Again look at Luke’s words: “And when he had said these things, as they were looking on, he was lifted up, and a cloud took him out of their sight” (Acts 1:9). We are to understand the cloud as reminiscent of the cloud that descended upon the tabernacle constructed by Moses and the people in the wilderness (Ex 40:34) and the temple built by Solomon (1 Kings 8:10-11). With the cloud came the glory or manifest presence of God. To enter it was to be in the immediate presence of the Lord. Christ ascending into heaven means that Christ was brought back to the place of the fullness of God’s presence. When He became incarnate, the eternal Son voluntarily laid that aside (Phil 2:5-11) and limited Himself to and awareness and experience of God’s presence through human faculties and consciousness. The ascension means that the period of self-limitation had come to an end.

The fact that Christ ascended into heaven also means that Jesus is no longer limited by time and space, as He was during His earthly life when He could only be in one place at one time. N.T. Wright points out, in biblical cosmology, heaven and earth are not two locations within the same spatial continuum; rather they are dimensions of God’s creation. And since heaven relates to earth tangentially, the One who is in heaven can be present everywhere at once on earth. One of the practical realities of this is that Jesus is fully accessible, without needing to travel to a particular spot on earth to find Him. Jesus is always with us in actual presence. As Stephen Seamonds explains: “because we are with Him in heaven and He is with us on earth, that means we can live every moment of our lives in the holy of holies presence of God. This reality led St. Patrick to pray: “Christ be with me, within me, Christ behind me, Christ before me, Christ beside me, Christ beneath me, Christ above me.” Because Christ is in heaven and no longer on earth, He can bring redemption to all places at all times. Since Jesus is “the one who ascended,” He can “fill the entire universe with Himself.” This truth led Paul to proclaim: “He who descended is the one who also ascended far above all the heavens, that he might fill all things” (Eph 4:10)

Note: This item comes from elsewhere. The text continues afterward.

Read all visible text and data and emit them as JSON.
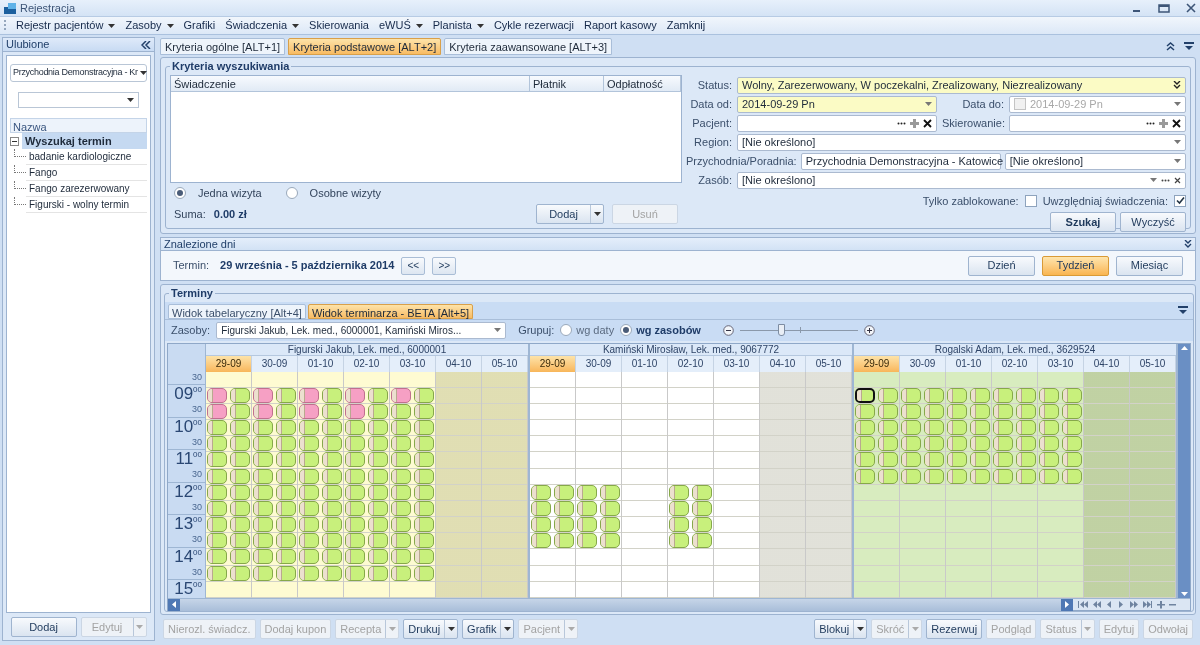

Not only has Christ been exalted and His followers raised to new life in Him, but also believers have been gifted with the Holy Spirit. The ascended Christ baptizes with the Holy Spirit (Mt 3:11; Mk 1:8; Lk 3:16; Jn 1:33). Through the Spirit, both in our personal lives and as communities of faith, we are given power to be witnesses (Acts 1:8), to carry out Christ’s mission (Jn 20:21-22), to live victoriously over sin (Rom 8:9; Gal 5:16-25), to overcome weakness (Rom 8:26), to forgive our enemies (Acts 7:55-60), to now we are God’s beloved (Rom 1:7; 8:15-16) to be bold ad courageous (Acts 4:8-13, 29-31), to use our spiritual gifts (1 Cor 12:4-11), to exercise spiritual authority in Christ (Acts 16:18), to persevere in prayer (Eph 6:18), to patiently endure trials and suffering.

All of this is why A. B. Simpson proclaimed: “Christ ascended to the right hand of God that He might lift us into an ascension life. Let’s encourage one another to rightly acknowledge and live in this precious reality. It is a joy to do life with each of you and be united together with Christ in such a significant way.